Mr. Thurston did not pay the $750-a-month rent, and allegedly changed his voting address with the Lucas County Board of Elections in November, 1997, and allegedly voted in two elections as a city resident.
Had the case been heard by a jury instead of a judge, instructions would have been given after closing arguments that would have asked jurors to consider the elements needed for conviction on the charges.
The instructions for bribery would have asked the jurors if Bergsmark purposely corrupted or improperly influenced Mr. Thurston with respect to the performance of his job as a public employee.
Mr. Thurston, a co-defendant in the case, testified that he signed the phony lease so he could keep his job. He said he did not move into the penthouse apartment and did not pay rent. He said he did not promise Bergsmark anything in return, and he did not do anything to benefit him.
Mr. Thurston is expected to enter a plea today before Judge McDonald to a felony voting charge.
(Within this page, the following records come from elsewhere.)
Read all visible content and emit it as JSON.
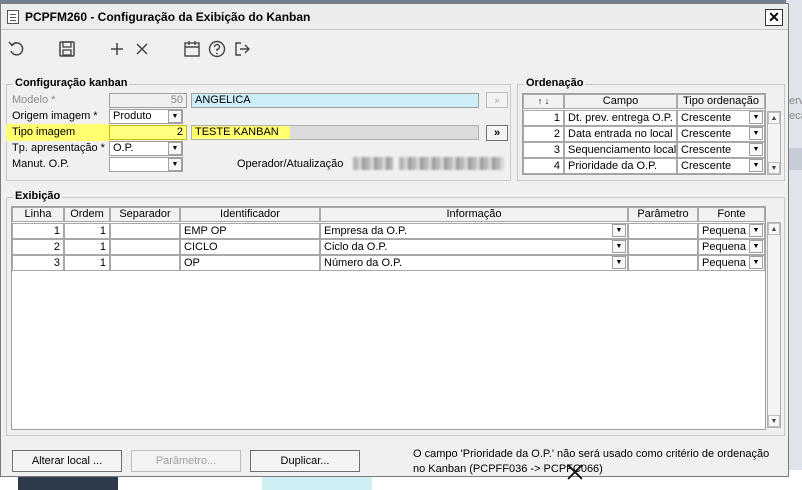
{
  "window": {
    "title": "PCPFM260 - Configuração da Exibição do Kanban",
    "close_label": "✕"
  },
  "toolbar": {
    "items": [
      {
        "name": "undo-icon",
        "glyph": "↺"
      },
      {
        "name": "save-icon",
        "glyph": ""
      },
      {
        "name": "add-icon",
        "glyph": "+"
      },
      {
        "name": "delete-icon",
        "glyph": "×"
      },
      {
        "name": "calendar-icon",
        "glyph": ""
      },
      {
        "name": "help-icon",
        "glyph": "?"
      },
      {
        "name": "exit-icon",
        "glyph": ""
      }
    ]
  },
  "config": {
    "legend": "Configuração kanban",
    "modelo": {
      "label": "Modelo *",
      "code": "50",
      "desc": "ANGELICA"
    },
    "origem": {
      "label": "Origem imagem *",
      "value": "Produto"
    },
    "tipo": {
      "label": "Tipo imagem",
      "code": "2",
      "desc": "TESTE KANBAN",
      "button": "»"
    },
    "tp_apresentacao": {
      "label": "Tp. apresentação *",
      "value": "O.P."
    },
    "manut": {
      "label": "Manut. O.P.",
      "value": ""
    },
    "operador_label": "Operador/Atualização"
  },
  "ordenacao": {
    "legend": "Ordenação",
    "headers": {
      "sort": "↑ ↓",
      "campo": "Campo",
      "tipo": "Tipo ordenação"
    },
    "rows": [
      {
        "n": "1",
        "campo": "Dt. prev. entrega O.P.",
        "tipo": "Crescente"
      },
      {
        "n": "2",
        "campo": "Data entrada no local",
        "tipo": "Crescente"
      },
      {
        "n": "3",
        "campo": "Sequenciamento local",
        "tipo": "Crescente"
      },
      {
        "n": "4",
        "campo": "Prioridade da O.P.",
        "tipo": "Crescente"
      }
    ]
  },
  "exibicao": {
    "legend": "Exibição",
    "headers": {
      "linha": "Linha",
      "ordem": "Ordem",
      "separador": "Separador",
      "identificador": "Identificador",
      "informacao": "Informação",
      "parametro": "Parâmetro",
      "fonte": "Fonte"
    },
    "rows": [
      {
        "linha": "1",
        "ordem": "1",
        "separador": "",
        "identificador": "EMP OP",
        "informacao": "Empresa da O.P.",
        "parametro": "",
        "fonte": "Pequena"
      },
      {
        "linha": "2",
        "ordem": "1",
        "separador": "",
        "identificador": "CICLO",
        "informacao": "Ciclo da O.P.",
        "parametro": "",
        "fonte": "Pequena"
      },
      {
        "linha": "3",
        "ordem": "1",
        "separador": "",
        "identificador": "OP",
        "informacao": "Número da O.P.",
        "parametro": "",
        "fonte": "Pequena"
      }
    ]
  },
  "footer": {
    "alterar_local": "Alterar local ...",
    "parametro": "Parâmetro...",
    "duplicar": "Duplicar...",
    "message": "O campo 'Prioridade da O.P.' não será usado como critério de ordenação no Kanban (PCPFF036 -> PCPFC066)"
  },
  "background": {
    "right_text_1": "erv",
    "right_text_2": "eca"
  }
}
Prosecutors have agreed to dismiss bribery and forgery charges in return for his testimony.
In the case of a jury trial, the instructions for convicting Bergsmark of passing bad checks would have asked if he purposely caused checks to be issued that he knew would be dishonored.
The instructions for forgery would have asked jurors to determine whether Bergsmark facilitated a fraud by forging something in writing so that it appeared to be genuine when it actually was spurious.
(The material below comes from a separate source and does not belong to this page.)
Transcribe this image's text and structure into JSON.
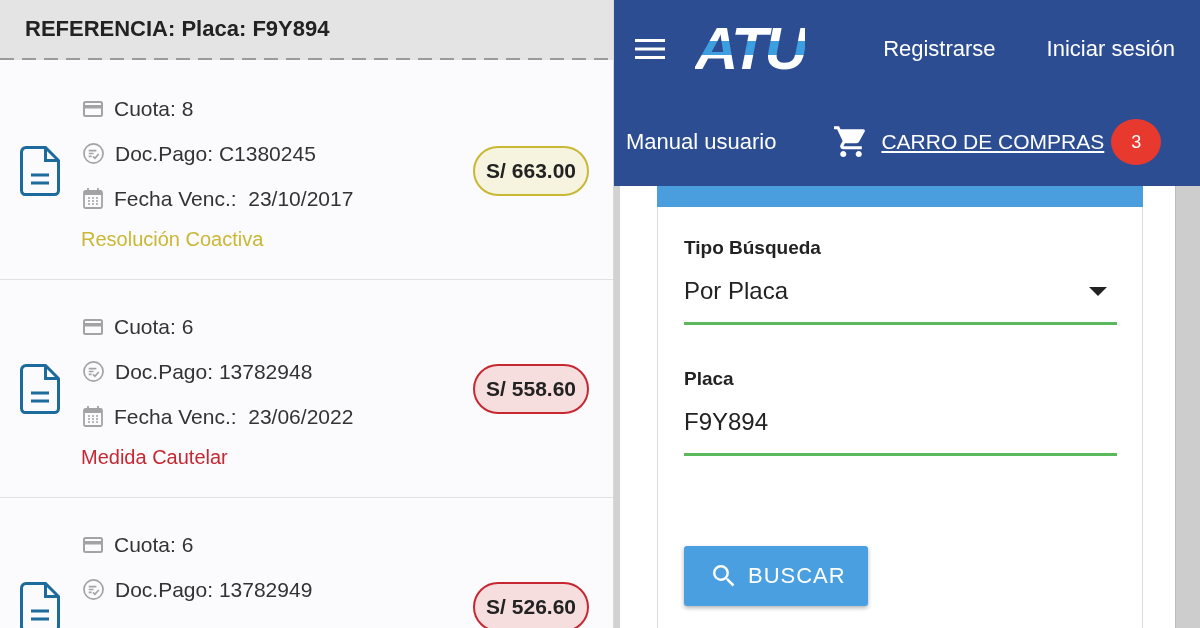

In this trial, where Judge McDonald substituted for the jury, he appears to have followed the letter of the law in finding Bergsmark not guilty on the bribery count, but guilty on the bad check and forgery charges.
In the trial, prosecutors presented the commission checks of 12 real-estate agents that bounced in mid-December, 2001. The checks for about $38,000 were issued from accounts the firm maintained with KeyBank.
KeyBank officials and a Cavista accountant testified that the account was frequently insufficiently funded to cover the checks. They testified the bank covered overdrafts for several months so checks would not bounce, but Bergsmark was told repeatedly that the overdrafts had to end.
John Kolpien, a consultant hired by Bergsmark in December, 2001, to save his company; John MacKay, an attorney for KeyBank, and others testified that Cavista was losing millions of dollars annually, defaulted on a $7.7 million loan to KeyBank, and was not generating enough money to meet expenses.
The bulk of Cavista's profits were generated by the commissions from property transactions through the operations of Cavalear Realty. Witnesses testified that Bergsmark insisted that the real estate agents got paid because they were needed to keep the business afloat.
However, KeyBank, after learning that Bergsmark owed more than $3.7 million to three other banks, stopped paying checks when the account was insufficiently funded, causing the checks to the real estate agents and others to bounce.
Mr. Anderson said Bergsmark knew for two years about Cavista's financial woes, yet he persuaded the banks to lend him money.
He said Bergsmark withheld important financial information from KeyBank until shortly before the problems caused the firm to close on Dec. 27, 2001.
“He had to know it was going to collapse. This was much more than a bad business plan,” Mr. Anderson said.
The indictment addressed specific checks to 12 people, but authorities said Bergsmark was responsible for more than 200 other bounced checks for more than $215,000.
Frank Stiles, chief investigator for the prosecutor's office, said other real estate agents and vendors owed money for services and equipment are among 56 people, businesses, and organizations that did not get paid.
“Obviously, we could not take up the court's time with all the cases. It would have taken over six months to prosecute,” he said.
The police and prosecutor's investigation into the white-collar crimes began in September after a series of articles in The Blade reporting on Bergsmark's financial difficulties and Cavista's involvement in the failed Beacon Place project.